Polio is an insidious, incurable disease that kills and cripples children. At the outset of the Global Polio Eradication Initiative (GPEI) in 1988, polio was endemic in more than 125 countries on five continents, and paralyzed approximately 1,000 children every day. The world has made remarkable progress toward polio eradication, but challenges remain.
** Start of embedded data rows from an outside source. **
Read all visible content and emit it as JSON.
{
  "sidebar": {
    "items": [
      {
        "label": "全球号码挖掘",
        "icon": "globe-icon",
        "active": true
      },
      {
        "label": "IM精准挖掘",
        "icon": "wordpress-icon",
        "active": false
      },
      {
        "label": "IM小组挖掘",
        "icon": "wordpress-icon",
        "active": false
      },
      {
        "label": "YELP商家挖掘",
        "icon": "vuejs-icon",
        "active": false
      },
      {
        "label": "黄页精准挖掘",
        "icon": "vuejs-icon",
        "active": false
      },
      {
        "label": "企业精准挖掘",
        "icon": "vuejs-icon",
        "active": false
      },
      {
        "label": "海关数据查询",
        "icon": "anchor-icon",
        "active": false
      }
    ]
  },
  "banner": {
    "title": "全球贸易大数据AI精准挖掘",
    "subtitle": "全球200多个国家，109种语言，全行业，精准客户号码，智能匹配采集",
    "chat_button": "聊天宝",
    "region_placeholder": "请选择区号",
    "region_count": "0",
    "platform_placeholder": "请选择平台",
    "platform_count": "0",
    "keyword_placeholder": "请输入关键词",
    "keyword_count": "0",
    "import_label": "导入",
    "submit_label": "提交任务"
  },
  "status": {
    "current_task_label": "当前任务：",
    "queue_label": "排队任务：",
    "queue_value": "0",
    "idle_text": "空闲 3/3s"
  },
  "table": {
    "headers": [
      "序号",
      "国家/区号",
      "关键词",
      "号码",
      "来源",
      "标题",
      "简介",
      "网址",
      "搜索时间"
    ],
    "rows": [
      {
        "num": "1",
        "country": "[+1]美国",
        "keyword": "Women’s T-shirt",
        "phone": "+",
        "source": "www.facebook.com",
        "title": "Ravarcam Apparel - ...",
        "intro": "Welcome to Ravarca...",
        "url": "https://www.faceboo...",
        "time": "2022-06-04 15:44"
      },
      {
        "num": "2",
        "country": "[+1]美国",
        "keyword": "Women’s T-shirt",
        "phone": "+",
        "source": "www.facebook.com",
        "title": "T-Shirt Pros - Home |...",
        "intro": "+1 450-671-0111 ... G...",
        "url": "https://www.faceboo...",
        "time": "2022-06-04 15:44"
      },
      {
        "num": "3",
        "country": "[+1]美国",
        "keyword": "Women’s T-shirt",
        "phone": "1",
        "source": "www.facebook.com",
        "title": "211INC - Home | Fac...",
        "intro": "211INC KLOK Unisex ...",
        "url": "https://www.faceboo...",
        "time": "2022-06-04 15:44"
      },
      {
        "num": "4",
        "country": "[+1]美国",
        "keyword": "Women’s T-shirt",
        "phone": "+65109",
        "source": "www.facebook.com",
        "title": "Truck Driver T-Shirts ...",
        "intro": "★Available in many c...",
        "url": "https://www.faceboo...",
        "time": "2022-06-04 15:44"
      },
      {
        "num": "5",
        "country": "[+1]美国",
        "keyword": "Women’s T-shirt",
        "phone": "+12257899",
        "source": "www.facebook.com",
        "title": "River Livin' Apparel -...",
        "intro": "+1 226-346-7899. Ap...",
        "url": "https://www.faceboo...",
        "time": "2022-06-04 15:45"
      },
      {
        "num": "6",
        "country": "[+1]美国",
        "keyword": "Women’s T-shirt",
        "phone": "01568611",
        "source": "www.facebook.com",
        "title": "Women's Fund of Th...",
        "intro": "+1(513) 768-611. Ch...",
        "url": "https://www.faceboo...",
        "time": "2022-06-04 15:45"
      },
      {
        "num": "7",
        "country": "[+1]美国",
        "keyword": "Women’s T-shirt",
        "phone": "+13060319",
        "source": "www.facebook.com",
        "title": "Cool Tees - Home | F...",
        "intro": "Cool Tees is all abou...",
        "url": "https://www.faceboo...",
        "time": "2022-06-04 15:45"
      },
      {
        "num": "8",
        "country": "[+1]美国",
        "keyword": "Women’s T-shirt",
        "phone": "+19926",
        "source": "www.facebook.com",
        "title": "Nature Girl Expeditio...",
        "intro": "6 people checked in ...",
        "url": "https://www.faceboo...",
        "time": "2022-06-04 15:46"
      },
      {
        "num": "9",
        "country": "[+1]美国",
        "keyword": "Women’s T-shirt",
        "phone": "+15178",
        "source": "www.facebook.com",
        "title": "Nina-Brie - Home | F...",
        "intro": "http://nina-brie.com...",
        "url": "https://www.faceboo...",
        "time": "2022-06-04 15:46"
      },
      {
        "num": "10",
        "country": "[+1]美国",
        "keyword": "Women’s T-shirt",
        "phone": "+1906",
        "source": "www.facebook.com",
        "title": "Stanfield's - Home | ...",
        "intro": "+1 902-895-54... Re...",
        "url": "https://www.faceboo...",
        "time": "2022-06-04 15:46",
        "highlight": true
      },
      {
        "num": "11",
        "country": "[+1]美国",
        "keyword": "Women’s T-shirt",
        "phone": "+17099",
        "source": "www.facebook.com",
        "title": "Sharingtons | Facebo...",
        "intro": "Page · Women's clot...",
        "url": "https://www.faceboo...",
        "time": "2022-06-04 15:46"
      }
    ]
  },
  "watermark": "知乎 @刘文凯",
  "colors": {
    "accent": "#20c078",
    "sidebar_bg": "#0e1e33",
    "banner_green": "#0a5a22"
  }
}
The U.S. Government has contributed nearly 28 percent of the total $5 billion donated to GPEI thus far, including $132 million in 2006. The U.S. Government funds help to improve health systems: purchase vaccine; detect and investigate the suspected cases of polio; map communities and plan vaccination campaigns; train and supervise surveillance officers, vaccinators, and laboratory personnel; provide and maintain equipment to transport and store vaccine; and develop and maintain critical accredited laboratories.
--10/10/06 Finishing the Global Fight Against Polio; Paula Dobriansky, Under Secretary for Democracy and Global Affairs; Remarks to the Distinguished Women in International Affairs Lecture Series, George Washington University; Washington, DC
--10/06/06 Global Polio Eradication Within Our Reach: The U.S. Role
Can Polio Be Eradicated?
Remarks by Kent Hill the Assistant Administrator for Global Health U.S. Agency for International Development (May 1) full text
Assistant Secretary Dobriansky Remarks on Polio
Eradication vs. Control: Comparing the Burden of Polio if Milestones Are not Achieved (Feb.28) remarks
Finishing the Global Fight against Polio (May 1) remarks